— Provided entries —
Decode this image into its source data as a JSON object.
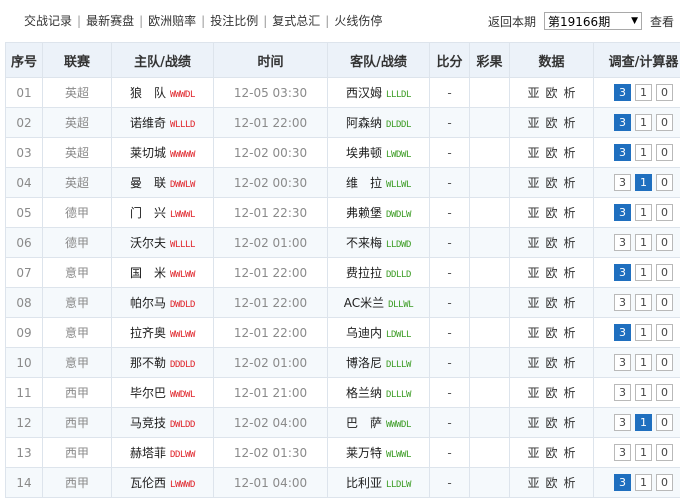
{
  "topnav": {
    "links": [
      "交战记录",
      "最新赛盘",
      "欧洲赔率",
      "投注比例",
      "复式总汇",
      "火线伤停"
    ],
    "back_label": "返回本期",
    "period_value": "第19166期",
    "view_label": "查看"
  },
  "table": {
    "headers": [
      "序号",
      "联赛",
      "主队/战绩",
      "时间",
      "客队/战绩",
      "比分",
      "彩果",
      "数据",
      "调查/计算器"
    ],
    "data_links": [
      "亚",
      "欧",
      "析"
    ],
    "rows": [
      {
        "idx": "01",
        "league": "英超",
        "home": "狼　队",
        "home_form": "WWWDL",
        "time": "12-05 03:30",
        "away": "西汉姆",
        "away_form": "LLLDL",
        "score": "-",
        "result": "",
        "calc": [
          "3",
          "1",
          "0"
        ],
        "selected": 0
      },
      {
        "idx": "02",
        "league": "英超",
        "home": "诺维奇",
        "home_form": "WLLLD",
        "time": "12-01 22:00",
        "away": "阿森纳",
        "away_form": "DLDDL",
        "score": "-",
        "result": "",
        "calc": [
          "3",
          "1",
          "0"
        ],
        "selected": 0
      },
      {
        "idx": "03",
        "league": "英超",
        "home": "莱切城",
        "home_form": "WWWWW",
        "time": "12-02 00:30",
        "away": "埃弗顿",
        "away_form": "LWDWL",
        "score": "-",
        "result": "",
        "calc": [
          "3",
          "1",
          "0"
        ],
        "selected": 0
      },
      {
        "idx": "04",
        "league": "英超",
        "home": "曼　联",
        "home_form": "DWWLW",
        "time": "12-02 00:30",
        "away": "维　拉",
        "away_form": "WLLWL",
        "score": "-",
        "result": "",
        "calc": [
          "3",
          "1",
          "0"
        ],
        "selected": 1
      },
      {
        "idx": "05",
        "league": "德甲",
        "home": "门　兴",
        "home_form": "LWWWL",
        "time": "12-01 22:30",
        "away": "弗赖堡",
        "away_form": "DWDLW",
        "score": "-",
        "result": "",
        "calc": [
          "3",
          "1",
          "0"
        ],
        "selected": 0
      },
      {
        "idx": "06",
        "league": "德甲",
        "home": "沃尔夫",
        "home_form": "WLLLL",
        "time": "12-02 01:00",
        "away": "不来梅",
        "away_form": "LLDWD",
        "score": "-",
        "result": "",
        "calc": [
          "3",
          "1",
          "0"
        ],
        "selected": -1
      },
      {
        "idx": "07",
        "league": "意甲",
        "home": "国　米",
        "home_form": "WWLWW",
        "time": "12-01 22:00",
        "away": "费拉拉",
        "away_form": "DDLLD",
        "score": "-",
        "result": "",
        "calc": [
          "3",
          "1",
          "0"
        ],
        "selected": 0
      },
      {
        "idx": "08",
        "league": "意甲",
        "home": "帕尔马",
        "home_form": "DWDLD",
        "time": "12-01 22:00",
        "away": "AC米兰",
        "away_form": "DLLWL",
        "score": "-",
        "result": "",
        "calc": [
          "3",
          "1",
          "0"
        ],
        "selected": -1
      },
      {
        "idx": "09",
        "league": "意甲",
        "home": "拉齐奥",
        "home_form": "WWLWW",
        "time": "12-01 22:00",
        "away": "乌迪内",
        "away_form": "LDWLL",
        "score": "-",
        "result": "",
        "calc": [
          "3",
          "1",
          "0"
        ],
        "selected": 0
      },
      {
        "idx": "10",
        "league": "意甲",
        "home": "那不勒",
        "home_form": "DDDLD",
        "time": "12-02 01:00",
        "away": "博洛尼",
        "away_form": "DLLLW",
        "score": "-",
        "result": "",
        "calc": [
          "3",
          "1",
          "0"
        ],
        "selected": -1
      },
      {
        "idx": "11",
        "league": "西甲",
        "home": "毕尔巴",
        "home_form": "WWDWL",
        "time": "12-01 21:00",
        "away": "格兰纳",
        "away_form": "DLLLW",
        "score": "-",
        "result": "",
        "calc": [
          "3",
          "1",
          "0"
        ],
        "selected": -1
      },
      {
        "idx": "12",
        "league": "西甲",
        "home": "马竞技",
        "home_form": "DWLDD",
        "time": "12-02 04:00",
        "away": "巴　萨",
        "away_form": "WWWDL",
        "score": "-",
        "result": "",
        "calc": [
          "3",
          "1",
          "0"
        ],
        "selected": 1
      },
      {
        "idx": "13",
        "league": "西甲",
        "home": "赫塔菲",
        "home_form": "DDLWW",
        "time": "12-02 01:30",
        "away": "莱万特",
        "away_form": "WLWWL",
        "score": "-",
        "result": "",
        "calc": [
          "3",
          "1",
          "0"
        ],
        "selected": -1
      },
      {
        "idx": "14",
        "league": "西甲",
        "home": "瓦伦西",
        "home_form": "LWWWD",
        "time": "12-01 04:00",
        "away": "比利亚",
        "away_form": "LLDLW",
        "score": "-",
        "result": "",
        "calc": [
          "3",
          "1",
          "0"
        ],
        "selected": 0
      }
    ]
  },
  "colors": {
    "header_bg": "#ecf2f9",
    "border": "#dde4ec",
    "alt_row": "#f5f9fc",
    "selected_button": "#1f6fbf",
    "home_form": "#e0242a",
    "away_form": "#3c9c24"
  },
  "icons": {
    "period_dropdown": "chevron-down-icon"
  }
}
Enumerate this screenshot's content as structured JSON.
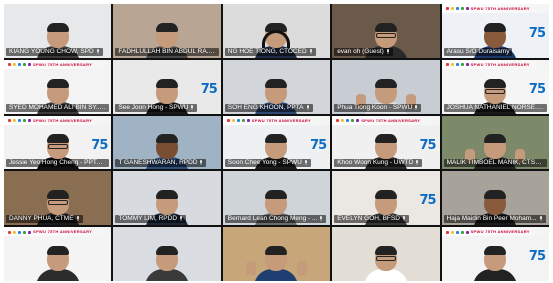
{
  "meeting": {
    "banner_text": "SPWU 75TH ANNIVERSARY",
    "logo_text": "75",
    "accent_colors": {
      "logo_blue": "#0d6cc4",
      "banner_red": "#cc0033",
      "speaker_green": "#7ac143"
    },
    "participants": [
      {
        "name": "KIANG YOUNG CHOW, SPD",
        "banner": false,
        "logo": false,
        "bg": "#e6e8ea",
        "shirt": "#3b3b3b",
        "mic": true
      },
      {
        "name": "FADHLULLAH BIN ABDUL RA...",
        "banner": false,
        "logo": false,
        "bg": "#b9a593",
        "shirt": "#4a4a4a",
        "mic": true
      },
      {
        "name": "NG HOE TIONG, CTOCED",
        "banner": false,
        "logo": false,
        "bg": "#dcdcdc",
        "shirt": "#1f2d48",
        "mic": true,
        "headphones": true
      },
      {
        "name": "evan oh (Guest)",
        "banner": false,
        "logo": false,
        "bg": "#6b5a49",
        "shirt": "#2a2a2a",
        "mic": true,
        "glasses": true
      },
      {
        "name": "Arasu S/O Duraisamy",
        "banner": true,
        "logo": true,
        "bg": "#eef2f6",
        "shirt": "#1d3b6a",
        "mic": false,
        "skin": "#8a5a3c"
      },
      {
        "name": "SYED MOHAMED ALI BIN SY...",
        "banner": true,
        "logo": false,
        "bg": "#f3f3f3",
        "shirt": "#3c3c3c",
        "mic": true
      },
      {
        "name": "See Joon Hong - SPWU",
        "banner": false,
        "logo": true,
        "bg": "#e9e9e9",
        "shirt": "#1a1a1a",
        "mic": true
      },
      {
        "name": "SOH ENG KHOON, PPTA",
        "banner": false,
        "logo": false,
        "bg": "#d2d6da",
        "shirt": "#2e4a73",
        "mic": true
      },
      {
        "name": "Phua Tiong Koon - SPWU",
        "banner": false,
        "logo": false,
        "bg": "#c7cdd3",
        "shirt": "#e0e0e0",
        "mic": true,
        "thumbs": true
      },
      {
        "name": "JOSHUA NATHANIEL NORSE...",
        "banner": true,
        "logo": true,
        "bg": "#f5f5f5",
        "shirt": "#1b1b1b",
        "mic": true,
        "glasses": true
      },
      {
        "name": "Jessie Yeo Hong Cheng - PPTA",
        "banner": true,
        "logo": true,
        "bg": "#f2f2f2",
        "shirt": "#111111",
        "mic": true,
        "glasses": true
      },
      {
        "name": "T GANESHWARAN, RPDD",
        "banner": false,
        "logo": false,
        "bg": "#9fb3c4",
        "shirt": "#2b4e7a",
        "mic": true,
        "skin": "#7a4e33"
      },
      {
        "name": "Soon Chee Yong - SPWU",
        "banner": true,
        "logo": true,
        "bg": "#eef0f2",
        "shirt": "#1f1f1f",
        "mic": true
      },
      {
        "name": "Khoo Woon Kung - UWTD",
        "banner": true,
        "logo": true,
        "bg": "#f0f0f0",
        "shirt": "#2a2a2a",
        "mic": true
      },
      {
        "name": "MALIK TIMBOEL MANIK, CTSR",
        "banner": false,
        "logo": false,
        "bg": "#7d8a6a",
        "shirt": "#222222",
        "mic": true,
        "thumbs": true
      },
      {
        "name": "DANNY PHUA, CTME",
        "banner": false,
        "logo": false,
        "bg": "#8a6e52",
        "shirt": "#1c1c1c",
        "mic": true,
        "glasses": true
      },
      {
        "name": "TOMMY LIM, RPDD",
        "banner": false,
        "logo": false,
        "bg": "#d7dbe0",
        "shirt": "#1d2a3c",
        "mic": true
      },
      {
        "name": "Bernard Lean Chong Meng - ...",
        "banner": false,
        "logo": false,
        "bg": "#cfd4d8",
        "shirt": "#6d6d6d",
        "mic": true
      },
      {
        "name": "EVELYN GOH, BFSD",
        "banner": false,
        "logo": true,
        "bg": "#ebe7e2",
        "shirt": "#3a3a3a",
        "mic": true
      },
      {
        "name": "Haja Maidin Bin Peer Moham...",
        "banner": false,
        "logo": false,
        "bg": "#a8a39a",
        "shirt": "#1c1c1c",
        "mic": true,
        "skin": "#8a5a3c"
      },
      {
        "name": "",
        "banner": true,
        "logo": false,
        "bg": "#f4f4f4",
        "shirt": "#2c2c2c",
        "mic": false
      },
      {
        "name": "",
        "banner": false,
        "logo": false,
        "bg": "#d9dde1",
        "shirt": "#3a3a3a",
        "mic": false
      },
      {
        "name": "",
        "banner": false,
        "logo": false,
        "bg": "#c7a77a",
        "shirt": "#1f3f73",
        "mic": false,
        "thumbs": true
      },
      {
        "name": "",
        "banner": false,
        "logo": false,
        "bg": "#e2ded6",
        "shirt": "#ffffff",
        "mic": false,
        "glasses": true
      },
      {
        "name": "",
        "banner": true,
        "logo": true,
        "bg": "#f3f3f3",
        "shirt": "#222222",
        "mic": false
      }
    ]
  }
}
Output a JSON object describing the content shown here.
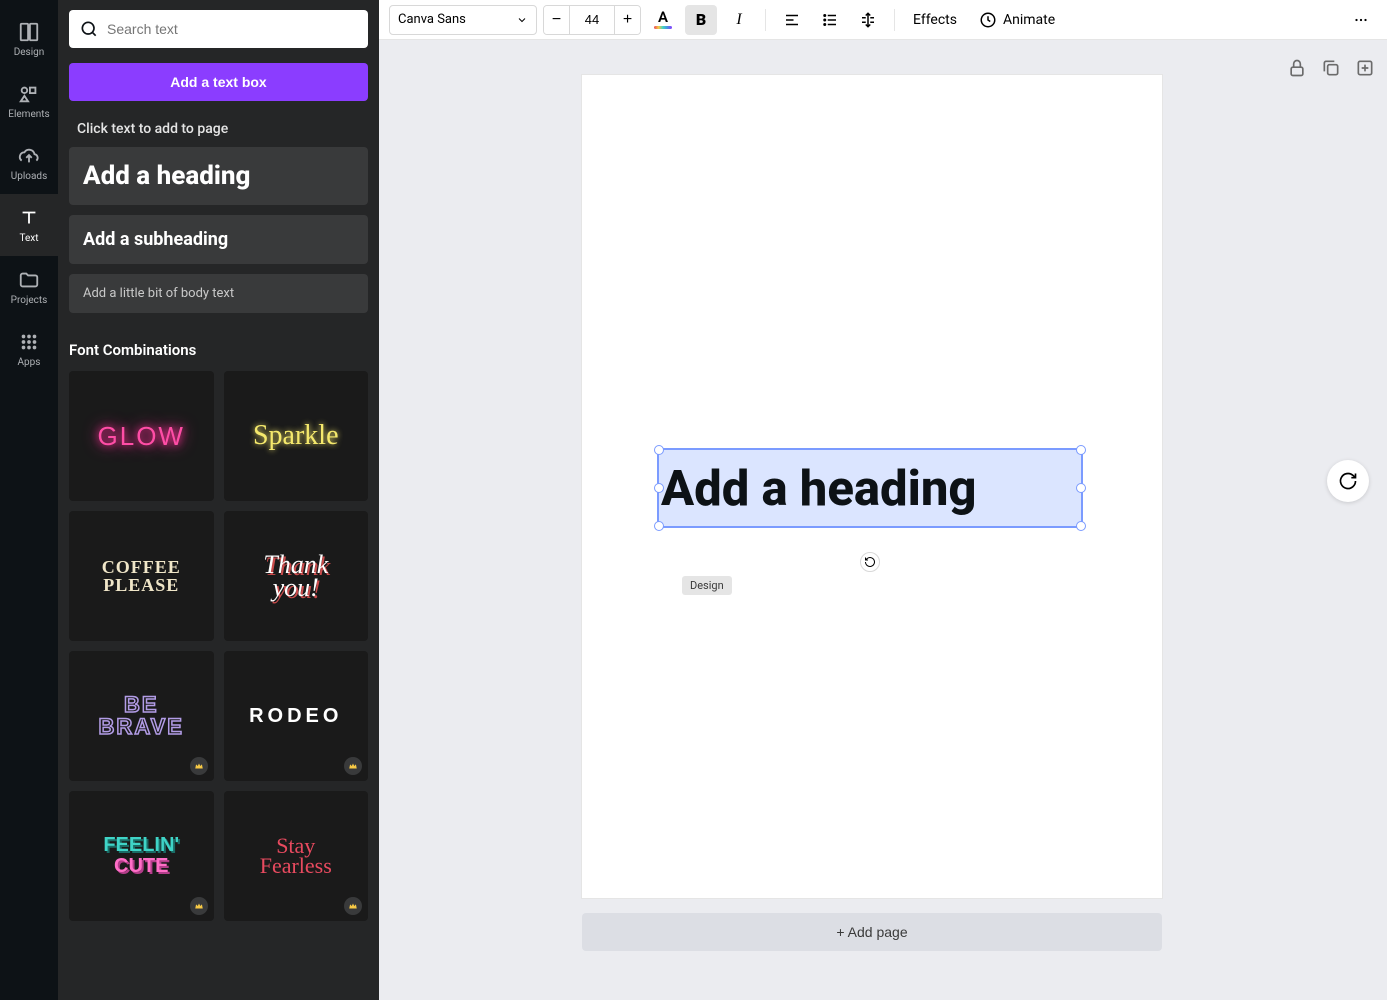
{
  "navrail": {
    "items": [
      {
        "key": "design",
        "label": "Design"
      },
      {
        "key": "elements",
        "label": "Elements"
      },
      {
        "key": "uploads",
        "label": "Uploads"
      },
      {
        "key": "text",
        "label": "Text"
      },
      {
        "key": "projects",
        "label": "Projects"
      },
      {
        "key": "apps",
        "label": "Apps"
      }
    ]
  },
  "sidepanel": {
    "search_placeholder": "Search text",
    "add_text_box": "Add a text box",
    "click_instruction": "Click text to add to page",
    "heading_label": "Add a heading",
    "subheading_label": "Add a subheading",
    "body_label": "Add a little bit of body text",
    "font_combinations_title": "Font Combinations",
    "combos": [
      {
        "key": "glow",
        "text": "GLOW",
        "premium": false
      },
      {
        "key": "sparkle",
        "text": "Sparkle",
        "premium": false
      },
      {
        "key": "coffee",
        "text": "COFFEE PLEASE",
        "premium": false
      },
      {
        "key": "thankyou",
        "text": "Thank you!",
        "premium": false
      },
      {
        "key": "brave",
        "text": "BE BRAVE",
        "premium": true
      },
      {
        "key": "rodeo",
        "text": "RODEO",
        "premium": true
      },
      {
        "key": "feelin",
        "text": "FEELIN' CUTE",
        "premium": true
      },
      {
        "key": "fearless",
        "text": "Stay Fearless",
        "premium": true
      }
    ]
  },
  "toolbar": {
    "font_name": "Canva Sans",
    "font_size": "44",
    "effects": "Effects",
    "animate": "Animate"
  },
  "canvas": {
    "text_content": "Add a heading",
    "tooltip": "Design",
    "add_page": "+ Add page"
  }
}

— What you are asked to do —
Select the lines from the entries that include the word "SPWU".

— Answer section —
    "banner_text": "SPWU 75TH ANNIVERSARY",
        "name": "See Joon Hong - SPWU",
        "name": "Phua Tiong Koon - SPWU",
        "name": "Soon Chee Yong - SPWU",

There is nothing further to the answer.